A marble texture can created by modulating the phase of sine pattern with a noise function or a fractal sum. The idea here is not to use the noise function directly to create the pattern but to perturb the function we are using to create the pattern. In that case, we perturb or shift the phase of the sine function with a fractal sum. This idea can be use to introduce randomness in any periodic or regular function. Our example is quite simple and only draw a black and white marble texture. However by introducing some color in the mix, it might be possible to create more realistic patterns. The lesson on texture synthesis contains more sophisticated examples.
Like the marble texture, the wood texture relies on a very simple trick. The idea is to multiply the noise function by a certain value greater than 1. Let's call the result of this multiplication g (historically it was called g in reference to wood grain). The texture is obtained by subtracting g from its integer part. Casting a positive float number to an integer will result in an integer necessarily smaller or equal to g. The result of that subtraction is therefore necessarily in the range [0:1) (1 exclusive). Figure 6 illustrates the process. In this example, we have multiplied the noise function by 4. The blue curve represents the value g, while the red curve represents the result of subtracting g from its integer part. Multiplying the noise function by a value greater than 4 would result in more breakups in the red curve.

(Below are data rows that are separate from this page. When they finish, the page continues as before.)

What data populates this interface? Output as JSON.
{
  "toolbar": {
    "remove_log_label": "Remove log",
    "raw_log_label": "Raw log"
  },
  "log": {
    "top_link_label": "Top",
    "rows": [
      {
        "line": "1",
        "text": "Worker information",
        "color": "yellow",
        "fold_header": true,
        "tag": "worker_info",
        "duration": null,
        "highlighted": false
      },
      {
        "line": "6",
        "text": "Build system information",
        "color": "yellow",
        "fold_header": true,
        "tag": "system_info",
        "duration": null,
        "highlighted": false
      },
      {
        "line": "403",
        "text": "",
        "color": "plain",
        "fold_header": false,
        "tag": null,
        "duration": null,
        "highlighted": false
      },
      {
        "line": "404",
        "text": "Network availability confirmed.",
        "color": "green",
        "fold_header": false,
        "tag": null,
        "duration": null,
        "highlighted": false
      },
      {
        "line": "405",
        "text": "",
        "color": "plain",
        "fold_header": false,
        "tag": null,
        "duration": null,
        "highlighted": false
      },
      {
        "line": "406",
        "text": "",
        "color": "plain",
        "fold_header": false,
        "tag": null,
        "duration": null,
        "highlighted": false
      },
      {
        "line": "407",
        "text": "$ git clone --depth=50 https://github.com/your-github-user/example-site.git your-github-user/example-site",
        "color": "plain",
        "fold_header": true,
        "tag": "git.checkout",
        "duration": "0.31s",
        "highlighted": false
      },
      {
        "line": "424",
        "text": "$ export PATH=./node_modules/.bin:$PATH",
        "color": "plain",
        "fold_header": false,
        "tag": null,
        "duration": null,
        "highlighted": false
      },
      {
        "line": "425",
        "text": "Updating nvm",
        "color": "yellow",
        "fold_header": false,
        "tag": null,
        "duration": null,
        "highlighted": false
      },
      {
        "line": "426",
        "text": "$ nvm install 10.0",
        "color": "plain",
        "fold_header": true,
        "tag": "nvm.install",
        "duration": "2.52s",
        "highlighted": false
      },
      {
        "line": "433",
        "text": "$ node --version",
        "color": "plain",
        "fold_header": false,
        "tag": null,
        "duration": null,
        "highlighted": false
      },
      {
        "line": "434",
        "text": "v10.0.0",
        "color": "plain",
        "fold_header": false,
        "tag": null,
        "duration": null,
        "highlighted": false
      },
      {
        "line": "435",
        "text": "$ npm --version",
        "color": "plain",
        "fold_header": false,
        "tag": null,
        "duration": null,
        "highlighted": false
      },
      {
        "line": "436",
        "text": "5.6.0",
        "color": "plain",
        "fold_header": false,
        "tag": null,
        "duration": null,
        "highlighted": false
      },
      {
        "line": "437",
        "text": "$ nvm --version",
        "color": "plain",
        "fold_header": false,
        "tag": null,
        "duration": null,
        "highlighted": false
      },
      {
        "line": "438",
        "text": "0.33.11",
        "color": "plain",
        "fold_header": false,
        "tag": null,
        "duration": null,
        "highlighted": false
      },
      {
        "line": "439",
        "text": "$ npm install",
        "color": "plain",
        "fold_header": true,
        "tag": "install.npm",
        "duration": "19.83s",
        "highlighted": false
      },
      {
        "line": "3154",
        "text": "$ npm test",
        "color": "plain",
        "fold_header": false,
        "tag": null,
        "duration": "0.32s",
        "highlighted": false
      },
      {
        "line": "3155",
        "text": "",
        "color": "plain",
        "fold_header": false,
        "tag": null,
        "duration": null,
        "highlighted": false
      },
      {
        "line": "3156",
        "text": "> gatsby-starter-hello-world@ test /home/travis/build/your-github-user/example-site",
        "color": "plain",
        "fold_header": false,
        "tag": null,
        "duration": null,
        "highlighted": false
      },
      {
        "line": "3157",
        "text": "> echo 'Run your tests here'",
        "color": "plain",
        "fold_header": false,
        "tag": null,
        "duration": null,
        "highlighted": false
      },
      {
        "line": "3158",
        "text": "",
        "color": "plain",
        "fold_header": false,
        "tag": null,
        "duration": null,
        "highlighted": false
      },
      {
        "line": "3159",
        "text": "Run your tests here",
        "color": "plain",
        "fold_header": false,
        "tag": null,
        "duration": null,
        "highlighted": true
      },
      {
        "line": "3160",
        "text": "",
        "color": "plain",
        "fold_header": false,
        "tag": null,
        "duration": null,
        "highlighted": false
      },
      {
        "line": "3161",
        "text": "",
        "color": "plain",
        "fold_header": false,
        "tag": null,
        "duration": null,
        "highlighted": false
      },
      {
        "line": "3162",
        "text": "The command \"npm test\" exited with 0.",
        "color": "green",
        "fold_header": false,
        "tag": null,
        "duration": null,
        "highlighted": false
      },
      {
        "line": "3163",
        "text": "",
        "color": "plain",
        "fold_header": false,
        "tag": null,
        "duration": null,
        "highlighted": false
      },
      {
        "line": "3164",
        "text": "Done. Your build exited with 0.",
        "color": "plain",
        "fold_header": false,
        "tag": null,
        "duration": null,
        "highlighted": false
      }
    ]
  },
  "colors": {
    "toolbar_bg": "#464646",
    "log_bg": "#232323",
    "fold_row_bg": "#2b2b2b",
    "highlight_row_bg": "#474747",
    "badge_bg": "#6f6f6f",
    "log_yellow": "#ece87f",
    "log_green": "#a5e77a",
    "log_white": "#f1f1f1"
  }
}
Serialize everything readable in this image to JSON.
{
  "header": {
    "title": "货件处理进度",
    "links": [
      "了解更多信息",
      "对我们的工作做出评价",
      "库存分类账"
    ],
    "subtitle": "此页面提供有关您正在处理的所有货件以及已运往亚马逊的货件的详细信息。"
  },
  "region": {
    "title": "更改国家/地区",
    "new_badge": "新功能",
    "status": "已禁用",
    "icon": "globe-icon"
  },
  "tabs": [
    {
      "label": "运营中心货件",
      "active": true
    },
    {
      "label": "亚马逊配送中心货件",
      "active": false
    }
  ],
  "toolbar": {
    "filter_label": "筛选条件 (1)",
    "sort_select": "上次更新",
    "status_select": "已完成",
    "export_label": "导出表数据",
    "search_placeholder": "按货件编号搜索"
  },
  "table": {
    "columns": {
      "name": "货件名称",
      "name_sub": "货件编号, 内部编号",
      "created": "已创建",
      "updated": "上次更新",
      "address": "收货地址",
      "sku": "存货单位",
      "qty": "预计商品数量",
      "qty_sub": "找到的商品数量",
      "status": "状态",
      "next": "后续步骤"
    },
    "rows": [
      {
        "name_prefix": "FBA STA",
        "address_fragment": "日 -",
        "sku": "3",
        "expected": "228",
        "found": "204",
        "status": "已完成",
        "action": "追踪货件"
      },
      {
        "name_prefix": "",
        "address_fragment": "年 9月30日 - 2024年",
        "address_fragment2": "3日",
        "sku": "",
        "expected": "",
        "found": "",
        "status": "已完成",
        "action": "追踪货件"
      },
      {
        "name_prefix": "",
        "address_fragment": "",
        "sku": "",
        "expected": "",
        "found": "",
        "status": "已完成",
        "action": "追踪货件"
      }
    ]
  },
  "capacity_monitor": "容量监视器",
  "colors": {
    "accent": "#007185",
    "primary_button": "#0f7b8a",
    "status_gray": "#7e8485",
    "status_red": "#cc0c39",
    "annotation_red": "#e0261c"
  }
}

In 2D, these breakups mark the boundary between regions of lighter and darker color (see the image below).
An Image Synthesizer. Ken Perlin (1985)
Texturing and Modeling, Third Edition: A Procedural Approach. David S. Ebert, F. Kenton Musgrave, Darwyn Peachey, Ken Perlin, Steve Worley (2002)
The Science of Fractal Images, Heinz-Otto Peitgen (1988)